AI/machine learning

Chevron Work Flow Reinforces Importance of Simulation to Predictive Behaviors

Physics-based simulations plus machine-learning exercises are yielding a more comprehensive look at production volumes from unconventional assets.


A new Chevron-led work flow is allowing the oil company to marry both organic field data with physics-based simulation models and machine-learning techniques to arrive at a more accurate prediction of well performance and, ultimately, a reliable production forecast for unconventional oil fields.

Standard production forecast techniques for unconventional asset development rely mostly on field data, which can suffer from limitations in both data quality and quantity. Interpreting subsurface dynamics directly from field observations is also a challenge. Popular methods such as decline curve analysis can be hampered by limited data samples and too many variables. Reservoir simulation depends mostly on finding a good history match for the current field, but this method is resource-intensive and requires certain expertise.

“Everything starts with the data,” said Kainan Wang, machine-learning scientist at Chevron, speaking at the Energy in Data conference earlier this month. “It is the key to successful machine learning.”

Data issues can arise often in unconventional reservoir development. Missing data can become an issue if there are not enough wells in a certain area or specific completion design. Limited time on production also can be a factor. Noisy data issues usually are encountered when the measurements are complex and error prone or too expensive to acquire.

The Chevron work flow augments the data in-hand with reservoir simulation. The simulation creates “synthetic data” in order to fill in the blanks in missing data cases, or tighten the band in the case of noisy data.

“This idea in the machine-learning world is not new,” Wang said. “You generate synthetic data and put it side by side with the real data and analyze with machine-learning tools the mixture of data sets. In autonomous vehicles, you have simulators for the machine-learning algorithms to learn all different types of scenarios, especially the most dangerous ones. In object detection, you can rotate objects or morph them into different shapes.”

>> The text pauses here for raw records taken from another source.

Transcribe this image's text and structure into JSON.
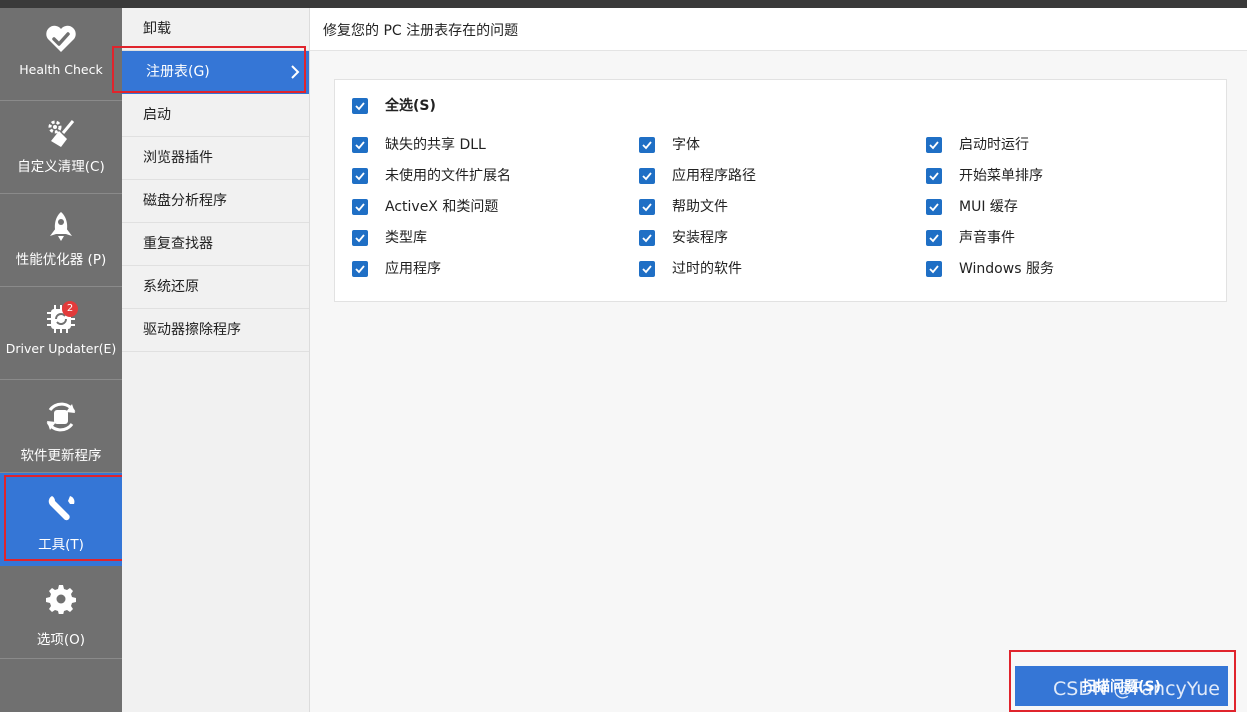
{
  "nav": {
    "items": [
      {
        "label": "Health Check",
        "icon": "heart-icon"
      },
      {
        "label": "自定义清理(C)",
        "icon": "broom-icon"
      },
      {
        "label": "性能优化器 (P)",
        "icon": "rocket-icon"
      },
      {
        "label": "Driver Updater(E)",
        "icon": "chip-icon",
        "badge": "2"
      },
      {
        "label": "软件更新程序",
        "icon": "update-icon"
      },
      {
        "label": "工具(T)",
        "icon": "wrench-icon",
        "active": true
      },
      {
        "label": "选项(O)",
        "icon": "gear-icon"
      }
    ]
  },
  "submenu": {
    "items": [
      {
        "label": "卸载"
      },
      {
        "label": "注册表(G)",
        "active": true
      },
      {
        "label": "启动"
      },
      {
        "label": "浏览器插件"
      },
      {
        "label": "磁盘分析程序"
      },
      {
        "label": "重复查找器"
      },
      {
        "label": "系统还原"
      },
      {
        "label": "驱动器擦除程序"
      }
    ]
  },
  "main": {
    "title": "修复您的 PC 注册表存在的问题",
    "select_all": {
      "label": "全选(S)",
      "checked": true
    },
    "options": [
      {
        "label": "缺失的共享 DLL",
        "checked": true
      },
      {
        "label": "字体",
        "checked": true
      },
      {
        "label": "启动时运行",
        "checked": true
      },
      {
        "label": "未使用的文件扩展名",
        "checked": true
      },
      {
        "label": "应用程序路径",
        "checked": true
      },
      {
        "label": "开始菜单排序",
        "checked": true
      },
      {
        "label": "ActiveX 和类问题",
        "checked": true
      },
      {
        "label": "帮助文件",
        "checked": true
      },
      {
        "label": "MUI 缓存",
        "checked": true
      },
      {
        "label": "类型库",
        "checked": true
      },
      {
        "label": "安装程序",
        "checked": true
      },
      {
        "label": "声音事件",
        "checked": true
      },
      {
        "label": "应用程序",
        "checked": true
      },
      {
        "label": "过时的软件",
        "checked": true
      },
      {
        "label": "Windows 服务",
        "checked": true
      }
    ],
    "scan_button": "扫描问题(S)"
  },
  "watermark": "CSDN @FancyYue",
  "colors": {
    "accent": "#3576d6",
    "checkbox": "#1f6fc5",
    "nav_bg": "#707070",
    "highlight": "#e0242c"
  }
}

In the oil and gas world, seismic interpretation has been one discipline that has seen some early stage success with synthetic data—using synthetic seismic volumes with a synthetic fault and horizon system and training machine-learning algorithms to be plugged into the real data set for fault and horizon detection.

“That’s what we are doing here, but using reservoir simulators instead, and to generate production data,” Wang added.

Combining a physics-based model with machine learning, assuming the machine-learning model is trained well, can result in extremely fast processes on certain applications, such as predicting volumes of future wells based on existing field data.

“One of the key components for a successful data-science project is for the model to be interpretable,” Wang said. “The scientists want to be able to explain the prediction, why the model is saying the well is performing better or worse than the reference wells. One of the biggest advantages of this work flow is, by connecting to the subsurface or Earth models through simulation, we are able to explain why.”